Exercise directions = Please return every line of the records below that holds the word "MANAGEMENT".

[Web page and app entries]

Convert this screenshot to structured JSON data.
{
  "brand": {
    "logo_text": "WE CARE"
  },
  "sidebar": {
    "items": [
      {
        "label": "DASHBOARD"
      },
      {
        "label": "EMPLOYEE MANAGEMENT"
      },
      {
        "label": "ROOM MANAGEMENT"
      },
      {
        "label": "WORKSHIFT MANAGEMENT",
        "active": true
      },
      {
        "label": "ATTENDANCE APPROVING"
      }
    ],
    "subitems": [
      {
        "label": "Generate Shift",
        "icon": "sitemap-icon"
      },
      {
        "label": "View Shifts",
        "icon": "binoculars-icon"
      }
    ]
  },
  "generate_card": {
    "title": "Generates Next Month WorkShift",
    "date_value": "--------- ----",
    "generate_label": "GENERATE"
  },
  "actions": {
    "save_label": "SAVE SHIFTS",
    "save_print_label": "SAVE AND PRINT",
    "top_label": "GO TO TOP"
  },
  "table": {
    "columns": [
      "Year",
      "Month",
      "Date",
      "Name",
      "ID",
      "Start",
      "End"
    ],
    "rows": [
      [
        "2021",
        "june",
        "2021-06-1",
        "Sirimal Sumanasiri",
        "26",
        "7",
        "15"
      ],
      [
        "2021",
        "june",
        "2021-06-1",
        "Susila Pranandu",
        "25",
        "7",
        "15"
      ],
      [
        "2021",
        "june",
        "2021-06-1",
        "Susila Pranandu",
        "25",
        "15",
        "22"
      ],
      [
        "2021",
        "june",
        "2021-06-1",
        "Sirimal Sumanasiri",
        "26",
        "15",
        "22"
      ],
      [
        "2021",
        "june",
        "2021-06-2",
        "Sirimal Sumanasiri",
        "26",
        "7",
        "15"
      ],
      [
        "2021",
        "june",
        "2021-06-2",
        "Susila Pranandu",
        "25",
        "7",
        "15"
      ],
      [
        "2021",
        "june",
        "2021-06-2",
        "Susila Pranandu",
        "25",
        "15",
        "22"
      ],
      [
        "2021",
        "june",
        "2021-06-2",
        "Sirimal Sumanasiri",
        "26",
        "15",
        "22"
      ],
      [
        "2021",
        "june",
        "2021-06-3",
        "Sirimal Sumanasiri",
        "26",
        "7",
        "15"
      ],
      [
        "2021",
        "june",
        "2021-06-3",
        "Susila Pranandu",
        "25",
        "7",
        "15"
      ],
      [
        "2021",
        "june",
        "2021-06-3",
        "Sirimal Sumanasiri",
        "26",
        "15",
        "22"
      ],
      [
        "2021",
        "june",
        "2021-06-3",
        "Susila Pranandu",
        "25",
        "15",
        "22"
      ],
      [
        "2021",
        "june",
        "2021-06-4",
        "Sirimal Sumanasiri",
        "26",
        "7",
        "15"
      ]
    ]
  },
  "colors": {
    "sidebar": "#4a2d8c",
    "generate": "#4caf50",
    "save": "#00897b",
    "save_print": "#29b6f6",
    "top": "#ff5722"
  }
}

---

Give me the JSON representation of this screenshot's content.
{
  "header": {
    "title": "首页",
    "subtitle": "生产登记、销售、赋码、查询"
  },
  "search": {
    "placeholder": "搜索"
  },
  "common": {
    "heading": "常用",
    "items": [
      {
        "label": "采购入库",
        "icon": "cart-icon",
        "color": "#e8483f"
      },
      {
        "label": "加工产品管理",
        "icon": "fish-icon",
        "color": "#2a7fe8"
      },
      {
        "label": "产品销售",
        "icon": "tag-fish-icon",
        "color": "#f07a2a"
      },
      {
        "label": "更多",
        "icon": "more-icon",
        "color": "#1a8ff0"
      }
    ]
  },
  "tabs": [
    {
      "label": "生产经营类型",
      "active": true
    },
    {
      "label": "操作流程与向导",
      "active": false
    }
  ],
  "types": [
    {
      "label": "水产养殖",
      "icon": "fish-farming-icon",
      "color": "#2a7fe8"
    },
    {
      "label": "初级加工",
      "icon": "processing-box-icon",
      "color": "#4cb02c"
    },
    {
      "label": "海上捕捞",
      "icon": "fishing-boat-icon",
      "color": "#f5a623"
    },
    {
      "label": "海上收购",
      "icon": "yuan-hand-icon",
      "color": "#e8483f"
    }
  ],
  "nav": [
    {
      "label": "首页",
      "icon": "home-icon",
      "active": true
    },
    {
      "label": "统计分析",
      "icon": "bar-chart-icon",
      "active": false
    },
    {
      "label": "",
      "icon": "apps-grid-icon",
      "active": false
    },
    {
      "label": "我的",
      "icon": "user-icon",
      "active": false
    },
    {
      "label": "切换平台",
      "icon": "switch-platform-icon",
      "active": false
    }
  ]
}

Answer to this problem =
        "label": "EMPLOYEE MANAGEMENT"
        "label": "ROOM MANAGEMENT"
        "label": "WORKSHIFT MANAGEMENT",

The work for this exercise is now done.